The use of the laser beam treatment in a fractionated pattern is still being established. But the preliminary studies are encouraging.
PSP: Would you say swelling is a major complication after scar removal or scar revision?
Wang: Yes. Certainly, it can be. Edema and swelling can occur after scar revision. We do everything we can to minimize that by the use of the ecstatic agronomic surgical technique, as well as the suture materials to keep edema and swelling to a minimum.
PSP: Looking ahead, where do you see the techniques and technology heading? What would you like to see happen in the more distant future?
Wang: I think it would be wonderful to accelerate the wound-healing process. We have some regenerative enzymes and tissue-growth factors which show promise, but really it’s far too early to have a predictable, reliable clinical application.
For instance, if we were to have a scar that was revised after around the time of the closure, then we could sprinkle in the tissue growth factor, which would allow the wound edges to heal in an accelerated fashion. This will shorten the overall healing time and lead us to the final outcome more quickly.
It would make the recovery time more easy for the patient and, of course, give us the results sooner rather than having to wait 12 months. This would be something on the horizon, and there is promise in that area.
I think that scar revision is a powerful and useful tool to manage unfavorable scar tissue that patients and their providers may not be aware of. After a patient obtains lacerations or injury, he or she may just be happy to have the episode behind them. However, the scar that is left can be a sort of tail sign. By means of diminishing them, it helps the patient physiologically.
PSP: So one of the goals of this procedure is to bring the patient to a better self-image?

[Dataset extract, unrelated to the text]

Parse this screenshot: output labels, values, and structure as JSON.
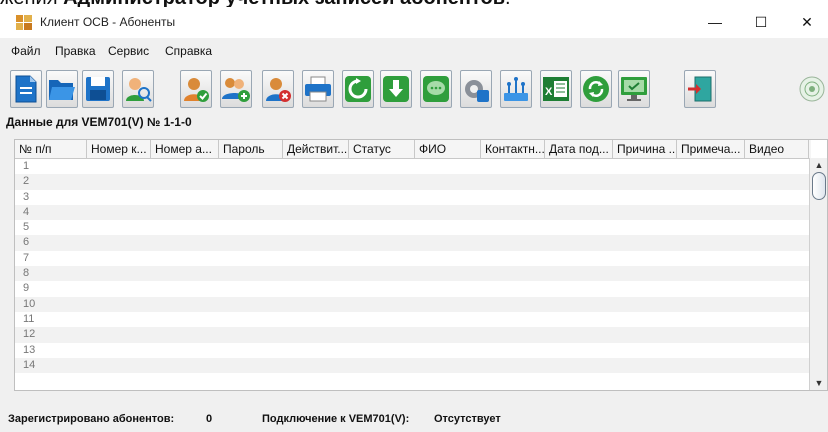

Wang: Yes it is, exactly.
Shae Waddell is a contributing writer for PSP.She can be reached at . Jeffrey Frentzen is the editor of PSP. He can be reached at .